Sunday, February 19, 2017
Exhibit Hall (Hynes Convention Center)
Anahita Zare, University of Missouri, Columbia, MO
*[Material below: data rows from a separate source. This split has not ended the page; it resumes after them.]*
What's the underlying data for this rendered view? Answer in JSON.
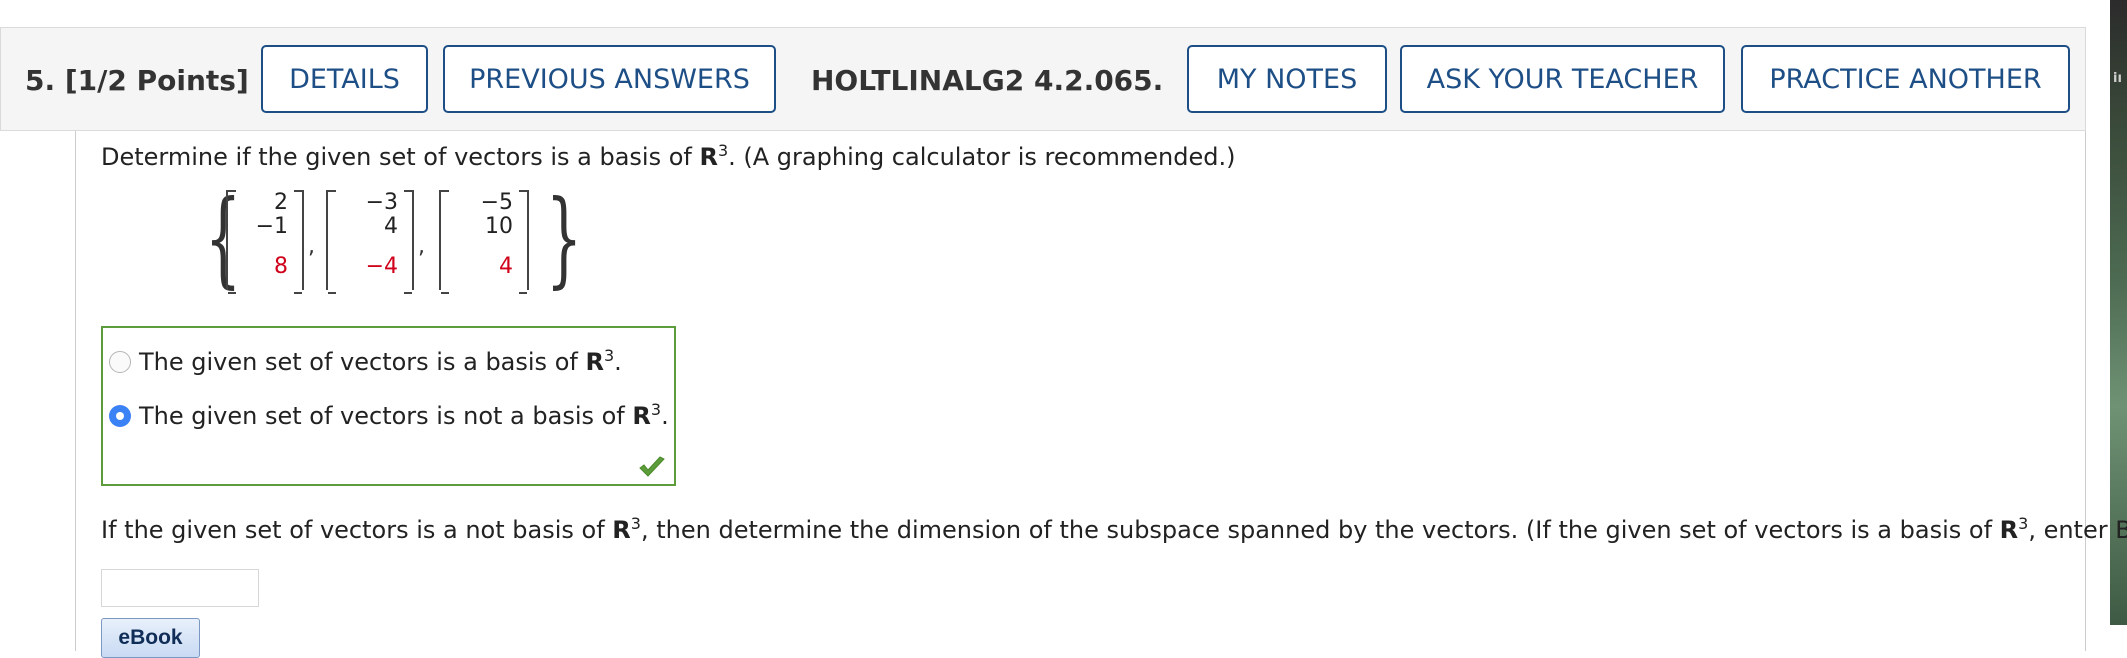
{
  "header": {
    "question_number": "5.",
    "points": "[1/2 Points]",
    "details_label": "DETAILS",
    "previous_answers_label": "PREVIOUS ANSWERS",
    "assignment_code": "HOLTLINALG2 4.2.065.",
    "my_notes_label": "MY NOTES",
    "ask_teacher_label": "ASK YOUR TEACHER",
    "practice_another_label": "PRACTICE ANOTHER"
  },
  "prompt": {
    "before": "Determine if the given set of vectors is a basis of ",
    "space": "R",
    "exp": "3",
    "after": ".  (A graphing calculator is recommended.)"
  },
  "vectors": [
    [
      "2",
      "−1",
      "8"
    ],
    [
      "−3",
      "4",
      "−4"
    ],
    [
      "−5",
      "10",
      "4"
    ]
  ],
  "options": [
    {
      "before": "The given set of vectors is a basis of ",
      "space": "R",
      "exp": "3",
      "after": ".",
      "selected": false
    },
    {
      "before": "The given set of vectors is not a basis of ",
      "space": "R",
      "exp": "3",
      "after": ".",
      "selected": true
    }
  ],
  "followup": {
    "p1": "If the given set of vectors is a not basis of ",
    "space1": "R",
    "exp1": "3",
    "p2": ", then determine the dimension of the subspace spanned by the vectors. (If the given set of vectors is a basis of ",
    "space2": "R",
    "exp2": "3",
    "p3": ", enter BASIS.)"
  },
  "answer_value": "",
  "ebook_label": "eBook",
  "colors": {
    "button_border": "#1d4f86",
    "correct_green": "#5c9c3a",
    "highlight_red": "#d0021b",
    "radio_selected": "#3b82f6"
  },
  "icons": {
    "correct": "checkmark-icon"
  }
}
It is known that membrane-embedded a-helices are more uniform structurally than their aqueous counterparts. Despite this uniformity, distortions and localized unfolding are thought to be common in these proteins in order for them to conduct their cellular tasks. However, how amino acid sequence facilitates these conformational shifts remains unknown, as methods for investigating structural heterogeneity in transmembrane proteins are limited. Circular dichroism (CD) is often used to characterize the secondary structure of proteins, but the broadly overlapped spectral features limit its usefulness. Deep-ultraviolet resonance Raman spectroscopy (dUVRR) is an emerging structurally sensitive spectroscopic technique for analyzing membrane protein structure. The backbone amide modes are resonance enhanced in dUVRR spectra while the lipid features are not resulting in strong membrane protein spectral features in near native environments. Using model leucine-alanine peptides in increasingly dehydrated (aqueous, surfactant and bilayer) environments, hydration dependent changes in the amide modes were characterized. The amide I mode in the dUVRR spectra of these peptides increased with increasing dehydration, while the amide III decreased. These results indicate that the dehydration of the peptide backbone is accompanied by and increase in helical structure. Incorporation of helix breaking residues (HBR), proline or glycine, in these model peptides promoted helical instability in lipophilic environments.